The demonetisation of high currency notes of Rs 500 and 1000 on November 8, last has sent the rumour mills working overtime. But even voices from the Government corridors have been conflicting. Prime Minister Modi is heard to have said that Rs 500 and 1000 currency notes would appear in a new avatar. Now the Finance Minister Arun Jaitley has ruled out the possibility of reintroduction of Rs 1,000 note in the immediate future. The new Rs 2000 currency released in the ATMs on Tuesday created major problems for people having less than that amount in their bank accounts. Many wanting to withdraw Rs 500 or 1000 were seen walking away dejected since the 100 Rupee notes too were not being dispensed. Meanwhile Government has lifted the withdrawal limits for farmers and families that have a wedding at hand and said they could withdraw up to Rs 2.50 lakh from their bank accounts after providing their PAN details and a self declaration. This is a great relief for people in North and Central India
The concession given to farmers who have taken crop loan or have kisan credit card can to withdraw Rs 25,000 per week is a also a welcome move taken after farmers presented their cases before the Finance Ministry officials. Also those who have got payments through RTGS or cheque deposit in KYC compliant bank account can withdraw an additional Rs 25,000 a week. This takes the total cash withdrawal limit for farmers from KYC compliant bank accounts to Rs 50,000 per week. Such concessions are fine for those who have bank accounts. But that is not the case in India.

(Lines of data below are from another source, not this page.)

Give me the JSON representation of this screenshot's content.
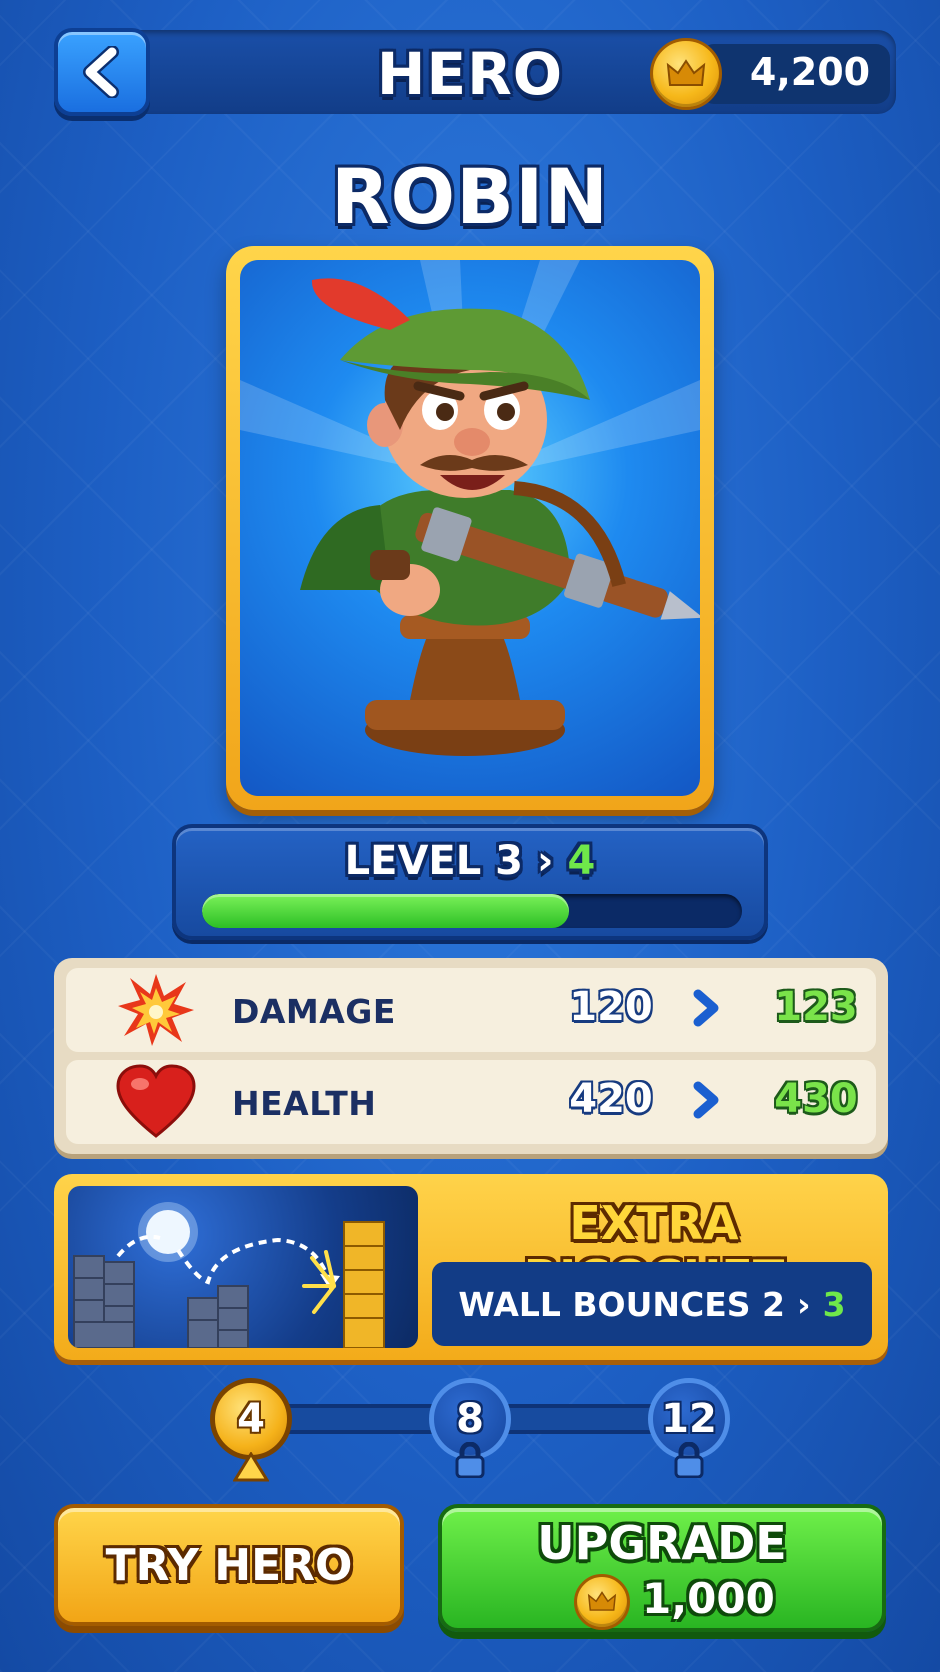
{
  "header": {
    "back_icon": "chevron-left-icon",
    "title": "HERO",
    "coins": "4,200",
    "coin_icon": "crown-coin-icon"
  },
  "hero": {
    "name": "ROBIN",
    "portrait": "robin-hood-crossbow-figure"
  },
  "level": {
    "label": "LEVEL 3",
    "arrow": "›",
    "next": "4",
    "progress": 0.68
  },
  "stats": [
    {
      "icon": "explosion-icon",
      "label": "DAMAGE",
      "current": "120",
      "next": "123"
    },
    {
      "icon": "heart-icon",
      "label": "HEALTH",
      "current": "420",
      "next": "430"
    }
  ],
  "ability": {
    "title": "EXTRA RICOCHET",
    "desc_label": "WALL BOUNCES 2",
    "arrow": "›",
    "desc_next": "3",
    "image": "ricochet-wall-bounce-illustration"
  },
  "milestones": [
    {
      "value": "4",
      "state": "active"
    },
    {
      "value": "8",
      "state": "locked"
    },
    {
      "value": "12",
      "state": "locked"
    }
  ],
  "buttons": {
    "try_label": "TRY HERO",
    "upgrade_label": "UPGRADE",
    "upgrade_cost": "1,000"
  },
  "colors": {
    "background": "#1d5fc4",
    "gold": "#f5b21a",
    "green": "#2cbf25",
    "navy": "#0c2a66"
  }
}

There are many who support the demonetisation scheme and the cashless transactions propounded by the Government but such people are not aware that many millions of Indians do not yet have bank accounts. In Meghalaya, for instance, until a few years ago people hid their money in trunks and almirahs because they could not trust the banks. When the Modi Government announced the Jan Dhan Yojna in 2014 people tried to open accounts but many were turned away as they had no documents for KYC compliance which is compulsory. It will take a while to bring people under the ambit of banking. Until then the Government must try and understand the plight of those who do not have plastic cards to pay for goods and services. The assault on black money is welcome; the manner in which it is executed had left a bad taste in the mouth for thousands.